NATO Must Adapt for a Dangerous New Era
At the North Atlantic Treaty Organization (NATO) Meeting of Heads of State and Government in London in December 2019, Alliance leaders asked the NATO Secretary General Jens Stoltenberg to undertake a Forward-Looking Reflection Process to assess ways to strengthen the political dimension of the NATO Alliance. To this end, in April 2020, Secretary General Stoltenberg appointed an independent Reflection Group co-chaired by Thomas de Maizière and A. Wess Mitchell and consisting of John Bew, Greta Bossenmaier, Anja Dalgaard-Nielsen, Marta Dassù, Anna Fotyga, Tacan Ildem, Hubert Védrine, and Herna Verhagen
NATO must adapt to prepare itself for a new era of strategic rivalry with China and Russia. That is the central message of a 67-page report that a group of 10 senior experts, which we co-chaired, delivered to NATO Secretary General Jens Stoltenberg in November 2020.
This new era will be both very different from and more dangerous than the comparatively stable world that NATO knew after the Cold War. Navigating it will require NATO to rethink its Strategic Concept, get serious about the threat from China, and develop a transatlantic agenda for emerging technologies. While prioritizing strategic competition with big-power rivals, NATO will also have to be capable of addressing transnational risks such as pandemics and climate change. All of this will require the alliance to reinvent itself as the central strategic platform for transatlantic cooperation.

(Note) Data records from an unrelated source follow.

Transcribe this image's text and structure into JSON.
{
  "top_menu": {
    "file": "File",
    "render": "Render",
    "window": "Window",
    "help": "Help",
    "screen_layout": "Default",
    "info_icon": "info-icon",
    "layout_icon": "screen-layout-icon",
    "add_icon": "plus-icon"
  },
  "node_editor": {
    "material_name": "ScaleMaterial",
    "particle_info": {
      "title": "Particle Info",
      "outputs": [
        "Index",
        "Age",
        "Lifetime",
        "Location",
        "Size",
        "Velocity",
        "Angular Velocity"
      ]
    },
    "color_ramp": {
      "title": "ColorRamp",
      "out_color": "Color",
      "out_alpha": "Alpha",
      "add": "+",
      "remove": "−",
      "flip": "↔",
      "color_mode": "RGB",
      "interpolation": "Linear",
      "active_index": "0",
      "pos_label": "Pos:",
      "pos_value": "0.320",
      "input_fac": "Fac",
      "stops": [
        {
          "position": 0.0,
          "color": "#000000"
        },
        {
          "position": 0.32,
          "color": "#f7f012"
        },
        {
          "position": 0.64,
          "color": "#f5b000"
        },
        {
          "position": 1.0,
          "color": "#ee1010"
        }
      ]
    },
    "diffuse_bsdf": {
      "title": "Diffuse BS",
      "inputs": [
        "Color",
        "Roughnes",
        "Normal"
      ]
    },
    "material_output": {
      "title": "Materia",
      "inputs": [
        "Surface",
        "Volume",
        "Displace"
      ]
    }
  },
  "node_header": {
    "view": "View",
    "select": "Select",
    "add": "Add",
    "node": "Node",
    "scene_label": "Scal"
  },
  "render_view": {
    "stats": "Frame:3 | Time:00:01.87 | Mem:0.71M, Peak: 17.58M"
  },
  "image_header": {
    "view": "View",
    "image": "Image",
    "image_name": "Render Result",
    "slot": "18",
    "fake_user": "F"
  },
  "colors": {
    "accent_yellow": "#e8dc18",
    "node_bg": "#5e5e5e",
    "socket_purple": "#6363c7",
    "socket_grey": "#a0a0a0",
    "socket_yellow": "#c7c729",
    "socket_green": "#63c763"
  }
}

Although none of this will be easy, NATO has shown throughout its history that it is capable of evolving in response to changing external conditions. To do so today, NATO allies will have to grasp the seriousness of the geopolitical changes underway, set strategic priorities that reflect the realities of the emerging environment, and show political will and follow-through in implementing tough reforms. We believe that NATO is up to this challenge, and that it has an opportunity and responsibility to overcome internal centrifugal forces and strengthen a stable and open international order. But the hour is late and the time to act is now.
Internationale Politik Quarterly